Members of the ACCC IO Institute Executive Committee provide a multidisciplinary perspective on the importance of clinical and financial education to ensure immunotherapy patients receive the right testing at the right time. (features Mark Faries, MD; David Ettinger, MD, FACP, FCCP; Sanjiv Agarwala, MD; and Niesha Griffith, MS, RPH, FASHP
As more patients with cancer are treated with immunotherapy, members of the multidisciplinary cancer care team need to coordinate with non-oncology clinicians and specialists to ensure that patients receive optimal care. Side effects and toxicities from immunotherapy differ from those of traditional cytotoxic chemotherapy. To provide optimal care for patients treated with IO agents, education on recognition and management of immune-related adverse events (irAEs) must extend beyond the treating oncology team to include other providers who may see the patient, such as Emergency Department providers, hospitalists, primary care physicians. Management of specific immune-related side effects may require consultation with specialists (e.g., dermatologists, gastroenterologists, pulmonologists, and others). Thus care coordination and communication between the treating oncologist and other providers is paramount, including discussion and understanding of survivorship care planning for this patient population.
Meet the members of the IO Multispecialty Coordination & Communication Working Group.
Dr. Faries is a surgical oncologist and the co-director of the Melanoma Program and head of Surgical Oncology at The Angeles Clinic and Research Institute in Los Angeles. He also is the surgical director for Experimental Therapeutics at Cedars-Sinai Medical Center. He received his undergraduate education at Haverford College and completed medical school at Cornell. He completed his residency in general surgery at the University of Pennsylvania and a surgical oncology fellowship at the John Wayne Cancer Institute.
Dr. Faries is principal investigator (PI) for the second Multicenter Selective Lymphadenectomy Trial, an international trial including more than 4,000 subjects. He serves on the American Joint Committee on Cancer (AJCC) Melanoma Staging Committee and the American Society of Clinical Oncology (ASCO)/Society of Surgical Oncology (SSO) Melanoma Guidelines panel and is a member of the editorial board of the Annals of Surgical Oncology. His research focuses on surgical treatment of melanoma and immunotherapy.
Regina Jacob, MD, MSCE, is an assistant professor of Clinical Medicine at The Lewis Katz School of Medicine at Temple University in North Philadelphia. She received her MD degree from The George Washington University in Washington, D.C., completed her internal medicine residency at Temple University Hospital, and earned a master’s degree in Clinical Epidemiology at The Weill Cornell Medical College of Cornell University in Manhattan, New York.

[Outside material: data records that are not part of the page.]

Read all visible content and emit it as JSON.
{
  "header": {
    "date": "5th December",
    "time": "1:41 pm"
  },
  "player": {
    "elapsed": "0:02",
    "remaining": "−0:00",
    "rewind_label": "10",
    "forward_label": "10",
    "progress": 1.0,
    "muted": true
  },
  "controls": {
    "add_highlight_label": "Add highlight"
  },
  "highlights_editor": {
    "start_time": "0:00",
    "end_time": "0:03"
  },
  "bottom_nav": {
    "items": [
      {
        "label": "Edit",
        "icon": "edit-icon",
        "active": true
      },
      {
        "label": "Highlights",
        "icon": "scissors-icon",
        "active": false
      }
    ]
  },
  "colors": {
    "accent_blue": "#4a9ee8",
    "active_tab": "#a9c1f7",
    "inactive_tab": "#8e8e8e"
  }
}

Dr. Jacob has two main research interests which both assess psychological adjustment and co-morbid medical conditions. She conducted a study called Coping with Lymphoma to Enhance Adjustment and Reduce Stress, which assessed the psychological adjustments which may occur after a diagnosis of lymphoma. She continues to grow her cancer survivorship expertise in education, designing curricula to educate internal medicine residents on how to appropriately tailor primary care for patients with a history of cancer.
Her second research interest involves assessing co-morbid conditions that result from chronic and cumulative trauma exposure. She is currently conducting a study called Trauma Alert! How Social Complexity Contributes to Medical Complexity, which assesses the prevalence of post-traumatic stress disorder (PTSD), adverse childhood experiences, depression, and co-morbidity in an underserved primary care population. While the effects of poverty on healthcare are known, there is still a large amount of work to be done with regards to how trauma associated with poverty results in negative health behaviors and subsequent poor medical and psychological outcomes.
The positive impacts of IO therapy are remarkable, the era of IO has also ushered in new challenges. The efficacy of IO has led to a growing population of patients living with and beyond cancer. This has challenged original concepts of survivorship care, starting with the very definition of “survivorship.”
Our busy community practice first began treating patients with immunotherapy through participating in the original ipilimumab clinical trials. We quickly realized that this new treatment paradigm would require us to create and implement an effective screening and management tool for our immunooncology (IO) patient population.
Patients with complex medical needs, such as those with active autoimmune conditions, hepatitis B or C, and those receiving corticosteroids at baseline, may now receive these agents in the community. This raises important questions regarding safety, monitoring, and the likelihood of an anticancer response in these patients.
Immune-related adverse events (irAEs) are a complex category of
symptoms driven by anti-cancer immunotherapy treatments.
The use of IO has burgeoned since the approval of ipilimumab
in 2011 through multiple approvals of anti-PD-1/PD-L1 drugs
and most recently CAR-T therapies, and so too has the number of
Survivorship care planning requires communication, care coordination, and education. Since immune-related adverse events are still being discovered, these discussions are even more imperative.